A lesbian couple in Thailand have filed a petition to the Constitutional Court, arguing that allowing marriage only between a man and a woman contravenes the basic law in the kingdom.
The petition submitted yesterday was drafted with assistance from the Foundation for SOGI Rights and Justice (FOR-SOGI), which hopes that the judges would help drive changes in the marriage law. SOGI stands for sexual orientation and gender identity.
"The Thai Constitution guarantees our birth rights of having a family and descendants. It also protects us citizens against discrimination of all kinds, including gender," FOR-SOGI's adviser Naiyana Supapung told The Straits Times.
"In the existing marriage registration form, your partner has to be a different sex from you. Otherwise, officials will not take your application. That is obviously unconstitutional."
According to FOR-SOGI, disallowing same-sex couples from marrying under the conventional law has important legal implications: They cannot use their spouses' welfare rights to receive medical treatments, do not benefit from life insurance payouts, and also cannot file criminal complaints on behalf of their spouses should the latter be killed or harmed.
The petition details the case of Ms Permsup Sae-ung, 49, and Ms Puangpet Hengkum, 34, who were rejected by officials in May when they tried to register their marriage.
Thailand has actually taken some tentative steps to address the issue, in the form of a draft civil partnership Bill which the Cabinet approved in principle in December last year.
The draft legislation, if passed, will give same-sex couples the right to jointly own property, inherit property from each other, and make medical decisions for each other in emergencies.
While the legislation did not make it to Parliament before the March 24 election, Thailand's bureaucracy has continued work on it in the background.
The Council of State - the government's legal advisory body - is still deliberating on the Bill after the Ministry of Justice collected feedback through public consultation earlier this year.
According to Ms Nareeluc Pairchaiyapoom, director of the international human rights law division at the ministry, the Bill may be modified to include adoption rights. It is not clear when the final version will be submitted to the new Cabinet and Parliament for approval.
Opinion within the lesbian, gay, bisexual and transgender (LGBT) community has been divided.
While some see the Bill as a stepping stone for more progress in the still largely conservative Buddhist country, others argue that having a separate law for same-sex marriage lays the foundation for long-term discrimination against same-sex couples.
The most recent version of the Bill does not accord same-sex couples the right to their partners' pensions or income tax benefits, unlike heterosexual married couples.
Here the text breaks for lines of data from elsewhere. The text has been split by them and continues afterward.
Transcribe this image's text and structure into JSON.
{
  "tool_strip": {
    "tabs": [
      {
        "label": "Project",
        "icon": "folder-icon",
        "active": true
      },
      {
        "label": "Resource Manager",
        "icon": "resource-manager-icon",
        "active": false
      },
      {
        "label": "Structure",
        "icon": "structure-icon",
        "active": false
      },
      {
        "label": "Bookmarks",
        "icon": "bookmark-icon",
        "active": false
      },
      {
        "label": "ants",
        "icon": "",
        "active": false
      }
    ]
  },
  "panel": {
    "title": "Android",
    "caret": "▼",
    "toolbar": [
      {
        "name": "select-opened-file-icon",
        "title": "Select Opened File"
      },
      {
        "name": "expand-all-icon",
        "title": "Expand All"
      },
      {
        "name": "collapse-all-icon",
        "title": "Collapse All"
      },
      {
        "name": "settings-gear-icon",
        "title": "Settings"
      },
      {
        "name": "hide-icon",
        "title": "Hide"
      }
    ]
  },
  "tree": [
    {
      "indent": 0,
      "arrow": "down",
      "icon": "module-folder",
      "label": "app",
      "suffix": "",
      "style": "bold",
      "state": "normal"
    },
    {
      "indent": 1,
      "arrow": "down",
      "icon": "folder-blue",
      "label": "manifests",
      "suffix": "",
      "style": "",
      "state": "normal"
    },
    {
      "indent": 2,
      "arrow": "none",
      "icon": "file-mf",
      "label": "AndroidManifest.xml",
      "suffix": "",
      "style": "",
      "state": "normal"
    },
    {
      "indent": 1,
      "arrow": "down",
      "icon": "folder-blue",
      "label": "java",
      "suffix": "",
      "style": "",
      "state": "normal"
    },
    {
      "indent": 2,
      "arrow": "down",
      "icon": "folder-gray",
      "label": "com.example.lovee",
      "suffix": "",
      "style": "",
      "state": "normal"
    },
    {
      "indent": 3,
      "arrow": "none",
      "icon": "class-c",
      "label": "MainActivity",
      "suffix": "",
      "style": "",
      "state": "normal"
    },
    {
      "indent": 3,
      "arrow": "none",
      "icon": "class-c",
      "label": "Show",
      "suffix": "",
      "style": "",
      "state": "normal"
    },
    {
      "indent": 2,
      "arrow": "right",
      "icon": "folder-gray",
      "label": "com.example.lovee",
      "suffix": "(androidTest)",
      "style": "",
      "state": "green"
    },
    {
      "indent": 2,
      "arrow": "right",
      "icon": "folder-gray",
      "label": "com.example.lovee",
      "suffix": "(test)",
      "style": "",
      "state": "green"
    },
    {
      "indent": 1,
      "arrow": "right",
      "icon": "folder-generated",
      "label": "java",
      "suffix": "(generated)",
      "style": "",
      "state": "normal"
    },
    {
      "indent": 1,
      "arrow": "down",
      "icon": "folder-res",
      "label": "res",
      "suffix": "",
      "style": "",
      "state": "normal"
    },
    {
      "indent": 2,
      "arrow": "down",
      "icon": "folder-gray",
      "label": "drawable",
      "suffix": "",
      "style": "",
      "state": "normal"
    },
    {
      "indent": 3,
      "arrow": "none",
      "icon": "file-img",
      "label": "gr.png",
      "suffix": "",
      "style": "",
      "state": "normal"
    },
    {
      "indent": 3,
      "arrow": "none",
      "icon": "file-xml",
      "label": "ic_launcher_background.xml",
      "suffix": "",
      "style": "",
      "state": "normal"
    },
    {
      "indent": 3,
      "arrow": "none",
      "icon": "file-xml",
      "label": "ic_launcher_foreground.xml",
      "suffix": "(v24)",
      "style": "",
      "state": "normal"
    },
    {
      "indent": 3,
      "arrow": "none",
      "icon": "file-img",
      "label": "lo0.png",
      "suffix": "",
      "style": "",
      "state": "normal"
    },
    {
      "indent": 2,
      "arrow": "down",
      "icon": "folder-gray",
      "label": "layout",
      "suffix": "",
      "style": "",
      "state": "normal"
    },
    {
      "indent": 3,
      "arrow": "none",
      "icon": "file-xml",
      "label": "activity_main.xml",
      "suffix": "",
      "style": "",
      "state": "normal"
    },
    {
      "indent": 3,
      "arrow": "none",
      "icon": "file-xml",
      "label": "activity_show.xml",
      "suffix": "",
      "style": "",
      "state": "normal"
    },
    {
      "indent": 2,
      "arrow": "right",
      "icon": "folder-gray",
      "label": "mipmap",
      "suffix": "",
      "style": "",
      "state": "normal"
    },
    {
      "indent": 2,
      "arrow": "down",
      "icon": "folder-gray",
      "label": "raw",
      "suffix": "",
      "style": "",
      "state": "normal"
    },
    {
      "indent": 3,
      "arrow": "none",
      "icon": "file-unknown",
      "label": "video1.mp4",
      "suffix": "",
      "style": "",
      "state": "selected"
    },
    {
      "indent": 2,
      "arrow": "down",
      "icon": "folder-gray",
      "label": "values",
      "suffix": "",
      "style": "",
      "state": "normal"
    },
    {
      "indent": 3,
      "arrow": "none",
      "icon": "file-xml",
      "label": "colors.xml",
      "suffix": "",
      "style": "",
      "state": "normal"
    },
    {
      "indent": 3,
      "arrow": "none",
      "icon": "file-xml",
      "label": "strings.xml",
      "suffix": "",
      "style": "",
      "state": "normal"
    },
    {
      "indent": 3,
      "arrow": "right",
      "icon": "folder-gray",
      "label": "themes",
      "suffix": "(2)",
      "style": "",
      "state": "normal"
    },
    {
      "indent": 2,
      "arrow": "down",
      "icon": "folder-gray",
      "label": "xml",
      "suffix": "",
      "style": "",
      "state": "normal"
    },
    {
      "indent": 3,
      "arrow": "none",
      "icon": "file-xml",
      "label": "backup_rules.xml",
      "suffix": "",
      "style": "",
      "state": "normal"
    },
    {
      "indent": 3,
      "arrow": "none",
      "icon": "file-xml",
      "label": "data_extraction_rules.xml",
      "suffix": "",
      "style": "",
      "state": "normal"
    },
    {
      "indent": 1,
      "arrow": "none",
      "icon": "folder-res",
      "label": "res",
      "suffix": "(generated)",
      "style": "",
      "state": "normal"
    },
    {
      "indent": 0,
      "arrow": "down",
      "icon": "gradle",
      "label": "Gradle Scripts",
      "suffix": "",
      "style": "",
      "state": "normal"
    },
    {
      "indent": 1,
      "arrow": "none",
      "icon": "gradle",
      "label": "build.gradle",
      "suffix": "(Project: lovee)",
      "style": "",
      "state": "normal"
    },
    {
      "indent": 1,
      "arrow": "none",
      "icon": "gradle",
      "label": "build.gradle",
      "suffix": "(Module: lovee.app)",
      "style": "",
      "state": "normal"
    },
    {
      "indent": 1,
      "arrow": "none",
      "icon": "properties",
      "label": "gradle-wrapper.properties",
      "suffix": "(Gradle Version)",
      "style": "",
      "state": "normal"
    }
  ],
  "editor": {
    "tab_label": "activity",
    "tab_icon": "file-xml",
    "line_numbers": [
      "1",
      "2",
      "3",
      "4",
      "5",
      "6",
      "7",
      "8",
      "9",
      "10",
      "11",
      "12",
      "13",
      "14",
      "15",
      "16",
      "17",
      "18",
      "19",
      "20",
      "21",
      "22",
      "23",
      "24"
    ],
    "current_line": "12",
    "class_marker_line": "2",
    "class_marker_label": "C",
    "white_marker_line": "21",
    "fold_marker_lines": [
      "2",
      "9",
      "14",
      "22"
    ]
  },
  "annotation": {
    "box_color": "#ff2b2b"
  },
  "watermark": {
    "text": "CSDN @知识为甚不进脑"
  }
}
It also does not address the right to adopt children, or to have children through surrogacy arrangements.
Meanwhile, the March election produced Thailand's first ever Members of Parliament who are openly LGBT, with all four of them from the opposition Future Forward Party.
Two of them, Ms Nateepat Kunsetthasit and Ms Tanwarin Sukkhapisit, proposed setting up a House of Representatives committee on gender diversity. In August, this motion was voted down 365 to 101 in the 500-seat House.